As my best guess, the Hummingbird is going to be bassier than the Sonoran. Fender calls the Sonoran a, "tight dreadnought", which means that it's a wee bit smallish, but not too small. Plus, it has a cutaway, which diminishes the interior volume a bit more.

I believe, "The Dove", which is almost a twin to the Hummingbird, is maple B & S, as opposed to the Hummingbird's mahogany. If you are indeed looking for a brght-ish guitar, give that a look and listen, if you can.
Last edited by Captaincranky at Jun 24, 2014,
#9
Cap has it correct - Epiphone's quality has been hit-or-miss for a while. the lower the model (cost), the more chance of not getting the best one off the assembly line that day. Don't see me bashing Epi - I've got a 40+ year old Epi acoustic and 2 electrics (Dot Studio and LP Jr I have with high action that works good for slide). I couldn't find any real web matches for the Sonoran neck warping issue, but did see a number of people complaining about bowing (which is usually just a humidity/truss rod thing), but certainly read a few things about it a few years ago.
I'd recommend with your price range to go to a music store and look for some used acoustics, and also try out the Yamahas in that price range - none of the acoustics in that price area have cases, so you can add anywhere from $25 to $100 for a gig bag or hardshell case.
My reverbnation page


2012 Taylor 310ce
2011 Fender CD140SCE
Ibanez 12 string a/e
73 Epi 6830E
72 Fender Telecaster
Epi Dot Studio
Epi LP Jr
Chinese Strat clone
Washburn Mandolin
Luna 'tatoo' a/e uke
antique banjolin
Squire J bass
#10
Quote by MikeBmusic
...[ ]...I couldn't find any real web matches for the Sonoran neck warping issue, but did see a number of people complaining about bowing (which is usually just a humidity/truss rod thing), but certainly read a few things about it a few years ago..[ ]....
Ah maple, it makes wonderful bowling alleys as well....

Anyway, I had a slight truss rod issue with my Sonoran.
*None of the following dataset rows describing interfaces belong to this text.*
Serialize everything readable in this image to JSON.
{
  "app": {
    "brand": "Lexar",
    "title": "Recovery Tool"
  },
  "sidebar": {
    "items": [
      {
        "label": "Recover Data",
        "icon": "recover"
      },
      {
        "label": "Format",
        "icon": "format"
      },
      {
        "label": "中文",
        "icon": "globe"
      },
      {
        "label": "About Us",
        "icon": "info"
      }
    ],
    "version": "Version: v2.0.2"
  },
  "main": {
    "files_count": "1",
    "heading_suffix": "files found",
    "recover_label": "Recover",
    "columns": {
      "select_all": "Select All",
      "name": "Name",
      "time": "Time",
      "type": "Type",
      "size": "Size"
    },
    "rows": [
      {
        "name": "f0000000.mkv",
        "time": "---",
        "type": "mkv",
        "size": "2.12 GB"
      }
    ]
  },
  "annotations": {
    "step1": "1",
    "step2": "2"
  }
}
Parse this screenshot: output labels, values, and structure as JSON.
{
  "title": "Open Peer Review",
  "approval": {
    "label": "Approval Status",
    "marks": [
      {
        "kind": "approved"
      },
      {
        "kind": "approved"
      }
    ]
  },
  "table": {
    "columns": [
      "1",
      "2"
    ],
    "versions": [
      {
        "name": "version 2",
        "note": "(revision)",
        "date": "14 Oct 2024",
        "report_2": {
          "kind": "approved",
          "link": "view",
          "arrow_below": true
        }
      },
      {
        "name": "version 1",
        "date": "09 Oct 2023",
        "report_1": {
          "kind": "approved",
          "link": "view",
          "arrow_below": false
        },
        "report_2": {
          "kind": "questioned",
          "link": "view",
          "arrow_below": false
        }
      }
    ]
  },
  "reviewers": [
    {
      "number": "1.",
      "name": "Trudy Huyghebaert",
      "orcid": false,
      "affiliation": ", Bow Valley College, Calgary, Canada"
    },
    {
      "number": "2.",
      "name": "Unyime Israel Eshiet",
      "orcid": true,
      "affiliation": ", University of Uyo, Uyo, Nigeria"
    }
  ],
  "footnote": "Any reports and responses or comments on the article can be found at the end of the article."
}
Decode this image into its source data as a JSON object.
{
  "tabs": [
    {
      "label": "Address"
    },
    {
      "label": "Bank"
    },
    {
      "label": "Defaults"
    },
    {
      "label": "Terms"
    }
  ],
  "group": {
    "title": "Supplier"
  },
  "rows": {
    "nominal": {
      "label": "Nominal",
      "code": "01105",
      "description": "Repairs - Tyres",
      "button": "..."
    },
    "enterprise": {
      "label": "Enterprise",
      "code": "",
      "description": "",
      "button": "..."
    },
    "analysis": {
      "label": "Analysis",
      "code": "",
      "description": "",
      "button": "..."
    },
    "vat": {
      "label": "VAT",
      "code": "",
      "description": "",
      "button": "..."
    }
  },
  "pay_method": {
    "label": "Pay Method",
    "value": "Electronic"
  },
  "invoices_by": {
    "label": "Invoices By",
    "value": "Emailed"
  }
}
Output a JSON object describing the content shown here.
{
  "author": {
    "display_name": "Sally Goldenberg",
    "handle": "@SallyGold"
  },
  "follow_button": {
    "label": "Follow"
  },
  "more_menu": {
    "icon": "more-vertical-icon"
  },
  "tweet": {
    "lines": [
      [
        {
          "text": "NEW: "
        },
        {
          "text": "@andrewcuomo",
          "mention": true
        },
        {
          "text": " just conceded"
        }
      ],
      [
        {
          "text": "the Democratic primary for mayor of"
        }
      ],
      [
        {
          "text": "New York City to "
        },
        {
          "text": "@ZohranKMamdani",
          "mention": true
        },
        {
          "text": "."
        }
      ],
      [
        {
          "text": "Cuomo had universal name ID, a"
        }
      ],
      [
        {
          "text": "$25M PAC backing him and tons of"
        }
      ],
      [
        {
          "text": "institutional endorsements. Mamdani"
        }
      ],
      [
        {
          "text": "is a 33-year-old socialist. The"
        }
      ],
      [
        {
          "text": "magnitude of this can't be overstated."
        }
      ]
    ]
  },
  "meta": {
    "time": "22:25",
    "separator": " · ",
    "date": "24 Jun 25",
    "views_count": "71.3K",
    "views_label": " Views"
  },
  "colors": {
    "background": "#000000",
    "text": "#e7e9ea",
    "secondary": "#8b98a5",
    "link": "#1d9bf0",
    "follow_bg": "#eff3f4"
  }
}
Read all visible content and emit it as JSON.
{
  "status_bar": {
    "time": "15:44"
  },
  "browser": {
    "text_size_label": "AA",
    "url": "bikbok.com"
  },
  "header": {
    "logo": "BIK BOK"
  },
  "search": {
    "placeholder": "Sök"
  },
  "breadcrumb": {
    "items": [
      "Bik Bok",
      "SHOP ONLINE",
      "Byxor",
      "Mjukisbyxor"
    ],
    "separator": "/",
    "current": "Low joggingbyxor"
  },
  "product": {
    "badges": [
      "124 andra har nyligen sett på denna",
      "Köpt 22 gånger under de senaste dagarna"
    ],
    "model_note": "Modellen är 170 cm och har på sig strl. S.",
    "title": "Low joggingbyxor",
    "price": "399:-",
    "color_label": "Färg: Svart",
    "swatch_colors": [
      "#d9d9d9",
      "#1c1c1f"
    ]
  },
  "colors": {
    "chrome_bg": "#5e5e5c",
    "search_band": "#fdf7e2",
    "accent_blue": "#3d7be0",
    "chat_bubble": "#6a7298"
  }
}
I think it may have been due to Fender screwing it down too tight, at the time the guitar was setup at the factory.

The neck bent slightly backwards, causing a convex fretboard profile, rather than the desired concave, "relief" geometry.

All that was required was less than a half turn loosening of the truss rod, and it's been fine ever since.

With that being said, given today's shortage of all forms of cabinet grade hardwood lumber, any maker may not be able to pick and choose the exact, perfect, piece, for a, "guaranteed to stay straight forever", neck blank, of maple, mahogany, or other wood. Especially when you're talking in terms of a three or four hundred dollar price point instrument.

As Step showed us in video, Taylor has addressed a major shortage of ebony, by accepting all samples available, including those with mottled color patterns, instead of the pure black ebony, which it seems we have grown accustomed to, and been spoiled by....
Last edited by Captaincranky at Jun 25, 2014,
#11
Good stuff guys. I made a trip to a Guitar Center that was over 100 miles from where I live so I could test the Sonoran. Definitely wasn't enough for me to consider switching guitars, but after playing the Seagull S6 Original I can say that I'm in love...

For now, I'll keep my Epi H'Bird and upgrade the saddle and nut to bone and use D'Addario EXP Light Gauge strings